--- SUPPLIED INFORMATION Enclosed Below ---

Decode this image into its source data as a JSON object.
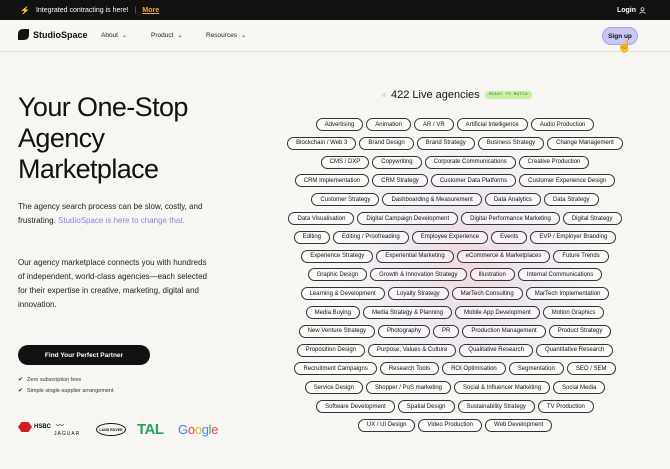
{
  "announcement": {
    "text": "Integrated contracting is here!",
    "separator": "|",
    "link": "More",
    "login": "Login"
  },
  "nav": {
    "brand": "StudioSpace",
    "items": [
      {
        "label": "About"
      },
      {
        "label": "Product"
      },
      {
        "label": "Resources"
      }
    ],
    "signup": "Sign up"
  },
  "hero": {
    "title": "Your One-Stop Agency Marketplace",
    "intro_plain": "The agency search process can be slow, costly, and frustrating. ",
    "intro_highlight": "StudioSpace is here to change that.",
    "paragraph": "Our agency marketplace connects you with hundreds of independent, world-class agencies—each selected for their expertise in creative, marketing, digital and innovation.",
    "cta": "Find Your Perfect Partner",
    "features": [
      "Zero subscription fees",
      "Simple single-supplier arrangement"
    ]
  },
  "logos": {
    "hsbc": "HSBC",
    "jaguar": "JAGUAR",
    "landrover": "LAND ROVER",
    "tal": "TAL",
    "google": "Google"
  },
  "live": {
    "count_text": "422 Live agencies",
    "badge": "READY TO MATCH"
  },
  "tags": [
    [
      "Advertising",
      "Animation",
      "AR / VR",
      "Artificial Intelligence",
      "Audio Production"
    ],
    [
      "Blockchain / Web 3",
      "Brand Design",
      "Brand Strategy",
      "Business Strategy",
      "Change Management"
    ],
    [
      "CMS / DXP",
      "Copywriting",
      "Corporate Communications",
      "Creative Production"
    ],
    [
      "CRM Implementation",
      "CRM Strategy",
      "Customer Data Platforms",
      "Customer Experience Design"
    ],
    [
      "Customer Strategy",
      "Dashboarding & Measurement",
      "Data Analytics",
      "Data Strategy"
    ],
    [
      "Data Visualisation",
      "Digital Campaign Development",
      "Digital Performance Marketing",
      "Digital Strategy"
    ],
    [
      "Editing",
      "Editing / Proofreading",
      "Employee Experience",
      "Events",
      "EVP / Employer Branding"
    ],
    [
      "Experience Strategy",
      "Experiential Marketing",
      "eCommerce & Marketplaces",
      "Future Trends"
    ],
    [
      "Graphic Design",
      "Growth & Innovation Strategy",
      "Illustration",
      "Internal Communications"
    ],
    [
      "Learning & Development",
      "Loyalty Strategy",
      "MarTech Consulting",
      "MarTech Implementation"
    ],
    [
      "Media Buying",
      "Media Strategy & Planning",
      "Mobile App Development",
      "Motion Graphics"
    ],
    [
      "New Venture Strategy",
      "Photography",
      "PR",
      "Production Management",
      "Product Strategy"
    ],
    [
      "Proposition Design",
      "Purpose, Values & Culture",
      "Qualitative Research",
      "Quantitative Research"
    ],
    [
      "Recruitment Campaigns",
      "Research Tools",
      "ROI Optimisation",
      "Segmentation",
      "SEO / SEM"
    ],
    [
      "Service Design",
      "Shopper / PoS marketing",
      "Social & Influencer Marketing",
      "Social Media"
    ],
    [
      "Software Development",
      "Spatial Design",
      "Sustainability Strategy",
      "TV Production"
    ],
    [
      "UX / UI Design",
      "Video Production",
      "Web Development"
    ]
  ]
}
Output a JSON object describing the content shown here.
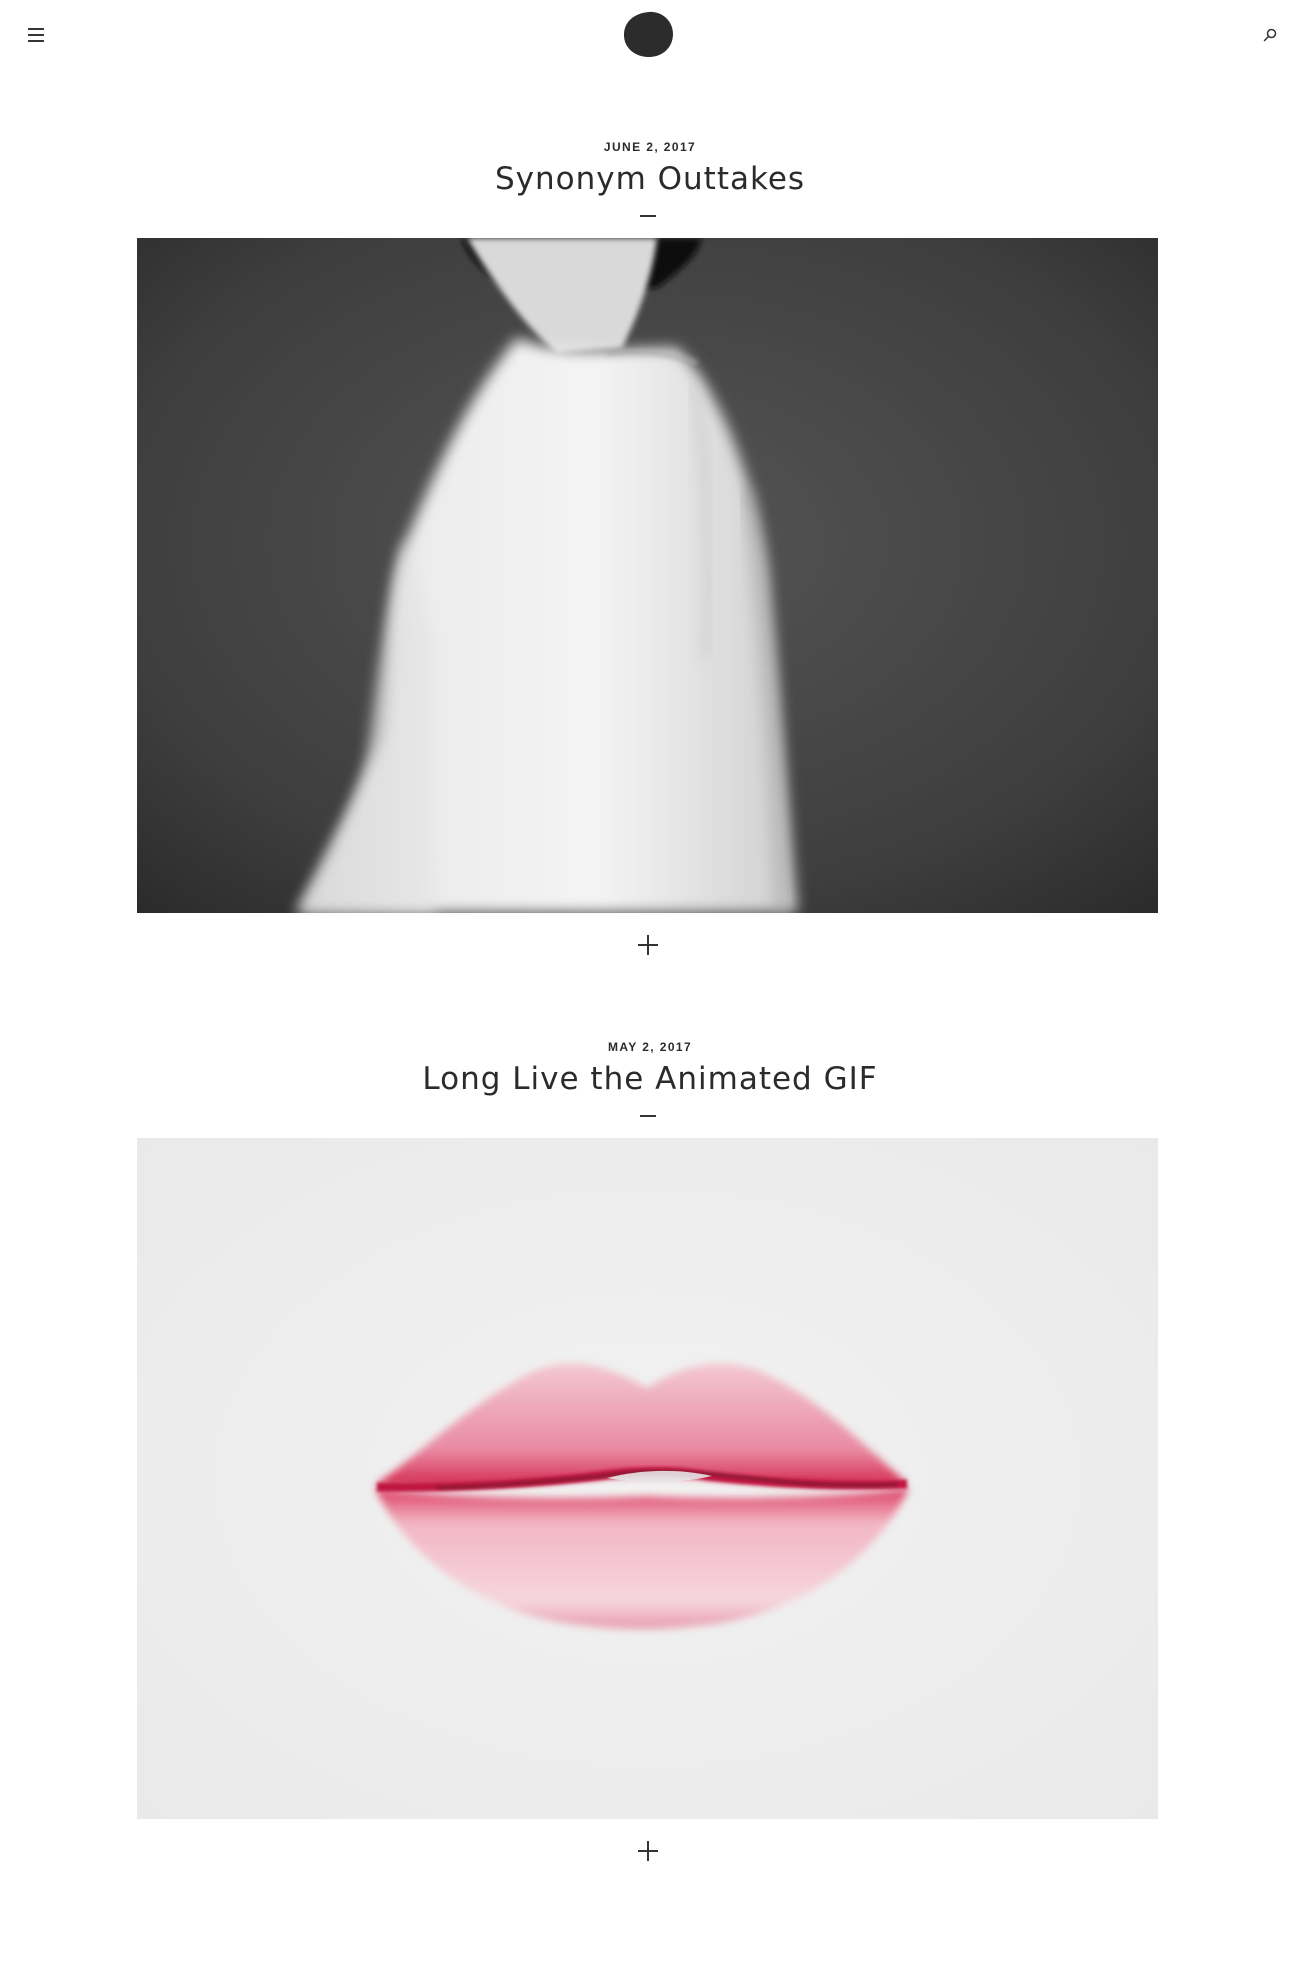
{
  "header": {
    "menu_icon": "hamburger-menu-icon",
    "logo_icon": "circle-logo-icon",
    "search_icon": "search-icon",
    "logo_color": "#2c2c2c"
  },
  "posts": [
    {
      "date": "JUNE 2, 2017",
      "title": "Synonym Outtakes",
      "image_subject": "black-and-white photo of a person in a white shirt, motion blurred",
      "more_icon": "plus-icon"
    },
    {
      "date": "MAY 2, 2017",
      "title": "Long Live the Animated GIF",
      "image_subject": "drawing of red lips on white paper",
      "more_icon": "plus-icon"
    }
  ]
}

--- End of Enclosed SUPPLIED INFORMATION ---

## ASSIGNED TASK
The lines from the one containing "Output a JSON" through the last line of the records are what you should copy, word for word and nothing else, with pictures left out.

## EXERCISE RESULT
Output a JSON object describing the content shown here.
{
  "header": {
    "menu_icon": "hamburger-menu-icon",
    "logo_icon": "circle-logo-icon",
    "search_icon": "search-icon",
    "logo_color": "#2c2c2c"
  },
  "posts": [
    {
      "date": "JUNE 2, 2017",
      "title": "Synonym Outtakes",
      "image_subject": "black-and-white photo of a person in a white shirt, motion blurred",
      "more_icon": "plus-icon"
    },
    {
      "date": "MAY 2, 2017",
      "title": "Long Live the Animated GIF",
      "image_subject": "drawing of red lips on white paper",
      "more_icon": "plus-icon"
    }
  ]
}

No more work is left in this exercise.